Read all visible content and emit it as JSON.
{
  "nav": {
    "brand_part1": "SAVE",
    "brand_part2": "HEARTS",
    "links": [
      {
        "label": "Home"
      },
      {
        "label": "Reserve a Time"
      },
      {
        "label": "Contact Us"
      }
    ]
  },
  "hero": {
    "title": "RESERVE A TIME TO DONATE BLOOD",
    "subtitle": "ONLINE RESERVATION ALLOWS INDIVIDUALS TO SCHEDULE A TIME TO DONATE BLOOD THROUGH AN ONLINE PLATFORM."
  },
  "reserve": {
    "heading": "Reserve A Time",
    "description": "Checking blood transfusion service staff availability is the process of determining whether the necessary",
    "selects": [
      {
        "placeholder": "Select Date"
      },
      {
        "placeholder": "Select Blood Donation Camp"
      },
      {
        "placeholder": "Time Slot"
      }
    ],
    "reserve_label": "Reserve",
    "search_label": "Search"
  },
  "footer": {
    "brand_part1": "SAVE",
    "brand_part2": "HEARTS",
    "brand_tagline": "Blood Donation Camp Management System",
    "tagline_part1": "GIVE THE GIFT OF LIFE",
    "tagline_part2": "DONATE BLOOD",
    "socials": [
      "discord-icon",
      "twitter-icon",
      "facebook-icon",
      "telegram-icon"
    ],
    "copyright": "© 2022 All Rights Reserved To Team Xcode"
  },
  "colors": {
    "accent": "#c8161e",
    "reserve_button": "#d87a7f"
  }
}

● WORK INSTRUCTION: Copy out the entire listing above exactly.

● WRITTEN RESPONSE:
Read all visible content and emit it as JSON.
{
  "nav": {
    "brand_part1": "SAVE",
    "brand_part2": "HEARTS",
    "links": [
      {
        "label": "Home"
      },
      {
        "label": "Reserve a Time"
      },
      {
        "label": "Contact Us"
      }
    ]
  },
  "hero": {
    "title": "RESERVE A TIME TO DONATE BLOOD",
    "subtitle": "ONLINE RESERVATION ALLOWS INDIVIDUALS TO SCHEDULE A TIME TO DONATE BLOOD THROUGH AN ONLINE PLATFORM."
  },
  "reserve": {
    "heading": "Reserve A Time",
    "description": "Checking blood transfusion service staff availability is the process of determining whether the necessary",
    "selects": [
      {
        "placeholder": "Select Date"
      },
      {
        "placeholder": "Select Blood Donation Camp"
      },
      {
        "placeholder": "Time Slot"
      }
    ],
    "reserve_label": "Reserve",
    "search_label": "Search"
  },
  "footer": {
    "brand_part1": "SAVE",
    "brand_part2": "HEARTS",
    "brand_tagline": "Blood Donation Camp Management System",
    "tagline_part1": "GIVE THE GIFT OF LIFE",
    "tagline_part2": "DONATE BLOOD",
    "socials": [
      "discord-icon",
      "twitter-icon",
      "facebook-icon",
      "telegram-icon"
    ],
    "copyright": "© 2022 All Rights Reserved To Team Xcode"
  },
  "colors": {
    "accent": "#c8161e",
    "reserve_button": "#d87a7f"
  }
}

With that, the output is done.